    Muscarinic receptor-mediated Ca2+ elevations were investigated using the fura-2 method and image analysis. Typical responses consisted of an initial fast and transient phase followed by a sustained phase. Removal of external Ca2+ did not affect the magnitude of the initial phase of the signal whereas the sustained phase was abolished. Hence they may mainly consist of a release from intracellular stores and an influx, respectively. Depolarization of the cells with 30 mM KCl in the presence of external Ca2+ caused a small elevation of [Ca2+]i. In these conditions a considerable potentiation of the fast phase of muscarinic Ca2+ response was seen.
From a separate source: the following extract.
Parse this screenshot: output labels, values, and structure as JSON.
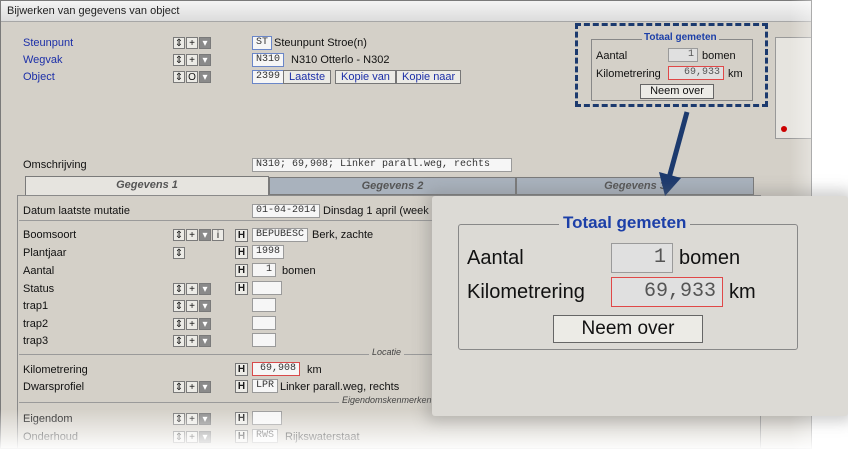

The potentiation was dependent on the extracellular Ca2+ as it was abolished in the presence of antagonists of voltage-gated Ca2+ channels or by removal of external Ca2+ prior to KCl. Removal of external Ca2+ after the KCl-induced increase in [Ca2+]i partially inhibited the potentiation. If Ca2+ was readded together with the muscarinic stimulation a maximum potentiation was seen. The results suggest that the muscarinic response is potentiated by a Ca2+-mediated priming of both a fast and transient receptor associated Ca2+ influx pathway and release from the intracellular stores.

  • 255.
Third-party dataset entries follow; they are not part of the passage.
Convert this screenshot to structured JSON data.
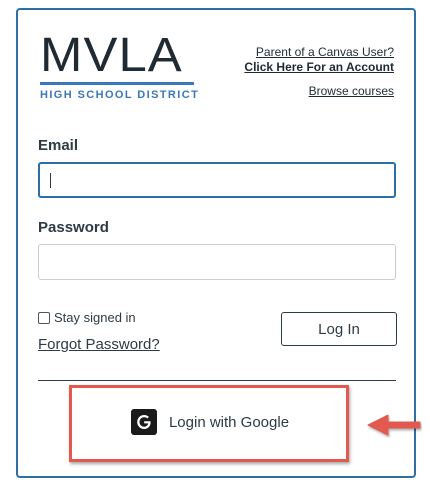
{
  "logo": {
    "main": "MVLA",
    "sub": "HIGH SCHOOL DISTRICT"
  },
  "links": {
    "parent_question": "Parent of a Canvas User?",
    "create_account": "Click Here For an Account",
    "browse": "Browse courses"
  },
  "form": {
    "email_label": "Email",
    "email_value": "",
    "password_label": "Password",
    "password_value": "",
    "stay_signed_in": "Stay signed in",
    "forgot": "Forgot Password?",
    "login": "Log In",
    "google": "Login with Google"
  },
  "icons": {
    "google": "google-g-icon",
    "arrow": "arrow-left-icon"
  },
  "colors": {
    "accent": "#2d6fa3",
    "brand_blue": "#3b78b8",
    "highlight": "#e25a4f",
    "text": "#2d3b45"
  }
}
    Åkerman, Karl
    et al.
    Uppsala University, Disciplinary Domain of Medicine and Pharmacy, Faculty of Medicine, Department of Neuroscience, Physiology.
    Shariatmadari, Ramin
    Uppsala University, Disciplinary Domain of Medicine and Pharmacy, Faculty of Medicine, Department of Neuroscience, Physiology.
    Krjukova, Jelena
    Uppsala University, Disciplinary Domain of Medicine and Pharmacy, Faculty of Medicine, Department of Neuroscience, Physiology.
    Larsson, Kim
    Courtney, Michael
    Kukkonen, Jyrki
    Uppsala University, Disciplinary Domain of Medicine and Pharmacy, Faculty of Medicine, Department of Neuroscience, Physiology.
    Ca2+-Dependent Potentiation of Muscarinic Receptor-Mediated Ca2+ Elevation2004In: Cell Calcium, ISSN 0143-4160, E-ISSN 1532-1991, Vol. 36, no 5, p. 397-408Article in journal (Refereed)
    Abstract [en]

    Muscarinic receptor-mediated increases in Ca(2+) in SH-SY5Y neuroblastoma cells consist of an initial fast and transient phase followed by a sustained phase. Activation of voltage-gated Ca(2+) channels prior to muscarinic stimulation resulted in a several-fold potentiation of the fast phase. Unlike the muscarinic response under control conditions, this potentiated elevation of intracellular Ca(2+) was to a large extent dependent on extracellular Ca(2+). In potentiated cells, muscarinic stimulation also activated a rapid Mn(2+) entry. By using known organic and inorganic blockers of cation channels, this influx pathway was easily separated from the known Ca(2+) influx pathways, the store-operated pathway and the voltage-gated Ca(2+) channels. In addition to the Ca(2+) influx, both IP(3) production and Ca(2+) release were also enhanced during the potentiated response. The results suggest that a small increase in intracellular Ca(2+) amplifies the muscarinic Ca(2+) response at several stages, most notably by unravelling an apparently novel receptor-activated influx pathway.

3456 251 - 255 of 255
CiteExportLink to result list
Permanent link
Cite
Citation style
  • apa
  • ieee
  • modern-language-association
  • vancouver
  • Other style
More styles
Language
  • de-DE
  • en-GB
  • en-US
  • fi-FI
  • nn-NO
  • nn-NB
  • sv-SE
  • Other locale
More languages
Output format
  • html
  • text
  • asciidoc
  • rtf